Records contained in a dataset
■ ■ ■ ■
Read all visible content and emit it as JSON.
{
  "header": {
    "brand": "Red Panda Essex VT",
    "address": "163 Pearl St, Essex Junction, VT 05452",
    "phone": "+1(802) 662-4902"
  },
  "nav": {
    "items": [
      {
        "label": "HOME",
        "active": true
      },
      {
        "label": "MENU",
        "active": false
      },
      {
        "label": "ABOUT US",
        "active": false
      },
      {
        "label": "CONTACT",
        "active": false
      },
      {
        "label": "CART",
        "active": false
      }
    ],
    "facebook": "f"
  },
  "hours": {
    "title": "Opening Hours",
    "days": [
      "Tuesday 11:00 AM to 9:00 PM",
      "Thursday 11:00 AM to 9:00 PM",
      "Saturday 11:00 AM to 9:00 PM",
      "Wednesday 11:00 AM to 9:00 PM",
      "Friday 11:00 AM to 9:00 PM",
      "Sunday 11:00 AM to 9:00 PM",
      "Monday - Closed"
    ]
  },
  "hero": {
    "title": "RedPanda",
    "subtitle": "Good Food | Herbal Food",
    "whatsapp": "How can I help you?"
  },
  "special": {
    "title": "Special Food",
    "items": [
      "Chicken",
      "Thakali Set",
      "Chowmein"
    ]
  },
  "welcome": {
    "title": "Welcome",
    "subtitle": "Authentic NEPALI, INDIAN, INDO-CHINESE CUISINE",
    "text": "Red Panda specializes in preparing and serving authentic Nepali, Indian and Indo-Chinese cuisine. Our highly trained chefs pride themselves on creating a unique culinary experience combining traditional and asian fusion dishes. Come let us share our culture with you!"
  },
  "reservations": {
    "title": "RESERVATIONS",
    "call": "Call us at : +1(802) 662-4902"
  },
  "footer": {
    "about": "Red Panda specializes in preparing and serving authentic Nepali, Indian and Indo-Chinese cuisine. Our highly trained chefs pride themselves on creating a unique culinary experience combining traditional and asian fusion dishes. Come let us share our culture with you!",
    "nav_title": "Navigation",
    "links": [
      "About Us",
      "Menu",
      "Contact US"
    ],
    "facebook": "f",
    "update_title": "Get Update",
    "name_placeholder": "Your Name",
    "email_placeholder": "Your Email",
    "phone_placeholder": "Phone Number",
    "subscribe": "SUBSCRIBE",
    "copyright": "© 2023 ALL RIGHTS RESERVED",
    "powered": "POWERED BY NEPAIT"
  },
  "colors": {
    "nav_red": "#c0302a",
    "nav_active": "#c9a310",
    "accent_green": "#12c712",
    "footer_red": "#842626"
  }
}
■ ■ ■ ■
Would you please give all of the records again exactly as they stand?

**Output of the exercise:**
Read all visible content and emit it as JSON.
{
  "header": {
    "brand": "Red Panda Essex VT",
    "address": "163 Pearl St, Essex Junction, VT 05452",
    "phone": "+1(802) 662-4902"
  },
  "nav": {
    "items": [
      {
        "label": "HOME",
        "active": true
      },
      {
        "label": "MENU",
        "active": false
      },
      {
        "label": "ABOUT US",
        "active": false
      },
      {
        "label": "CONTACT",
        "active": false
      },
      {
        "label": "CART",
        "active": false
      }
    ],
    "facebook": "f"
  },
  "hours": {
    "title": "Opening Hours",
    "days": [
      "Tuesday 11:00 AM to 9:00 PM",
      "Thursday 11:00 AM to 9:00 PM",
      "Saturday 11:00 AM to 9:00 PM",
      "Wednesday 11:00 AM to 9:00 PM",
      "Friday 11:00 AM to 9:00 PM",
      "Sunday 11:00 AM to 9:00 PM",
      "Monday - Closed"
    ]
  },
  "hero": {
    "title": "RedPanda",
    "subtitle": "Good Food | Herbal Food",
    "whatsapp": "How can I help you?"
  },
  "special": {
    "title": "Special Food",
    "items": [
      "Chicken",
      "Thakali Set",
      "Chowmein"
    ]
  },
  "welcome": {
    "title": "Welcome",
    "subtitle": "Authentic NEPALI, INDIAN, INDO-CHINESE CUISINE",
    "text": "Red Panda specializes in preparing and serving authentic Nepali, Indian and Indo-Chinese cuisine. Our highly trained chefs pride themselves on creating a unique culinary experience combining traditional and asian fusion dishes. Come let us share our culture with you!"
  },
  "reservations": {
    "title": "RESERVATIONS",
    "call": "Call us at : +1(802) 662-4902"
  },
  "footer": {
    "about": "Red Panda specializes in preparing and serving authentic Nepali, Indian and Indo-Chinese cuisine. Our highly trained chefs pride themselves on creating a unique culinary experience combining traditional and asian fusion dishes. Come let us share our culture with you!",
    "nav_title": "Navigation",
    "links": [
      "About Us",
      "Menu",
      "Contact US"
    ],
    "facebook": "f",
    "update_title": "Get Update",
    "name_placeholder": "Your Name",
    "email_placeholder": "Your Email",
    "phone_placeholder": "Phone Number",
    "subscribe": "SUBSCRIBE",
    "copyright": "© 2023 ALL RIGHTS RESERVED",
    "powered": "POWERED BY NEPAIT"
  },
  "colors": {
    "nav_red": "#c0302a",
    "nav_active": "#c9a310",
    "accent_green": "#12c712",
    "footer_red": "#842626"
  }
}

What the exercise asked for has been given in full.